Two sides of common good in Clydesdale
An issue with damp in Lanark’s Tolbooth is set to be sorted thanks to the town’s Common Good fund.
South Lanarkshire Council has arranged for remedial works to be carried out as part of its “proactive approach to maintenance”.
Jackie Taylor, head of finance strategy, told the finance and corporate committee last Wednesday that £10,180 of repairs would be needed to fix the issues. It will be covered by the Common Good’s annual repairs and maintenance budget.
Ms Taylor said: “Tolbooth is one of the assets which sits within Common Good. The council, as owners of that building, has a responsibility to maintain the property and the estimated cost of works is just over £10,000.
“That will be funded from the £15,000 allocation that sits in Common Good for maintenance in 2021-22.”
Ms Taylor also gave the committee an update on the Common Good project at Lanark Loch.
Changes to the original scope of the works were required, which included a change to the repair method of the damaged scour valve and due to unforeseen ground conditions, the contractor was required to change the retaining wall design.
She added: “The Lanark Loch project has been under way for a period of time around paths and around the loch itself. A budget has been set aside within Common Good for this and approved by committee.
“We are now finished the works and the final costs are being assessed however, I’m pleased to say it is well within the budget that was approved by committee.”
Meanwhile, almost a quarter of Biggar Common Good funds are to be spent on street lights for a single path … because South Lanarkshire Council can’t afford it.
Councillors have agreed to use £8000 on lights for a walkway between Campsie’s Garage on Coulter Road and the Boghall Estate.
Clydesdale East councillor Eric Holford was “very concerned” the Common Good funds were being depleted, despite a council-commissioned report stressing the need for street lights.
The council’s finance and corporate resources committee was told that the path was “not an area they would prioritise” for street lighting but that it was an “absolutely appropriate” use of Common Good funds.
Jackie Taylor, head of finance strategy, said: “We had a request for funding for a project around lighting on a path between Campsie’s Garage on Coulter Road and the Boghall Estate.
“We consulted with local members and the community council who undertook its own consultation. The response was positive.
“There is £33,000 currently in the Biggar Common Good fund and there are no assets to maintain.”
Cllr Holford revealed that an application for a grant of renewable energy funding from the Clyde Wind Farm was rejected on the basis that street lighting should be a council obligation.

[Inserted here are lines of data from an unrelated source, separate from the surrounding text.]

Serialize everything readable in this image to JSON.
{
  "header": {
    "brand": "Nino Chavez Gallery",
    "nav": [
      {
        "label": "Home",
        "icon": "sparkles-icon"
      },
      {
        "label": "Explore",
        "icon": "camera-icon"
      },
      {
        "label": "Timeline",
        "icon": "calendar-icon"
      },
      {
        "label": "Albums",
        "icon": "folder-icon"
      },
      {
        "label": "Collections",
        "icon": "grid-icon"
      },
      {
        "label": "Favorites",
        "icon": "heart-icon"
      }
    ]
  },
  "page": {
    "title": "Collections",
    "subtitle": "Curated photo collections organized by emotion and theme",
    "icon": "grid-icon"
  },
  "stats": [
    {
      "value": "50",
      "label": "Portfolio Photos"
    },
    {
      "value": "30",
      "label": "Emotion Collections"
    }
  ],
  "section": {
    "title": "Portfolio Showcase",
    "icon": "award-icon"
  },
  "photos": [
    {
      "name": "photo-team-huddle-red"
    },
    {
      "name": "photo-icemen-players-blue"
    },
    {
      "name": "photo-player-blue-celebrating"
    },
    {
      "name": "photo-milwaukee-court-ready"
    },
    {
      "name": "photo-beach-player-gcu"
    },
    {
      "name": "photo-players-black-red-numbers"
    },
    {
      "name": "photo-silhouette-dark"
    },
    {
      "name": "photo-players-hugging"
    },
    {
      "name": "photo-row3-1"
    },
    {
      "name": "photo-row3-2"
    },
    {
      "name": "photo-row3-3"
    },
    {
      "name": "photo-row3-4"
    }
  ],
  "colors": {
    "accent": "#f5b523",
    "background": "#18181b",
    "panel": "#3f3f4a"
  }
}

He added: “The wind farm is not there to replace the council’s obligation to provide street lighting. I’m very concerned this is going ahead.
“A dark path with quite steep steps – to not provide lighting for them seems to me to be entirely remiss. How that can’t be a priority just beggars belief.”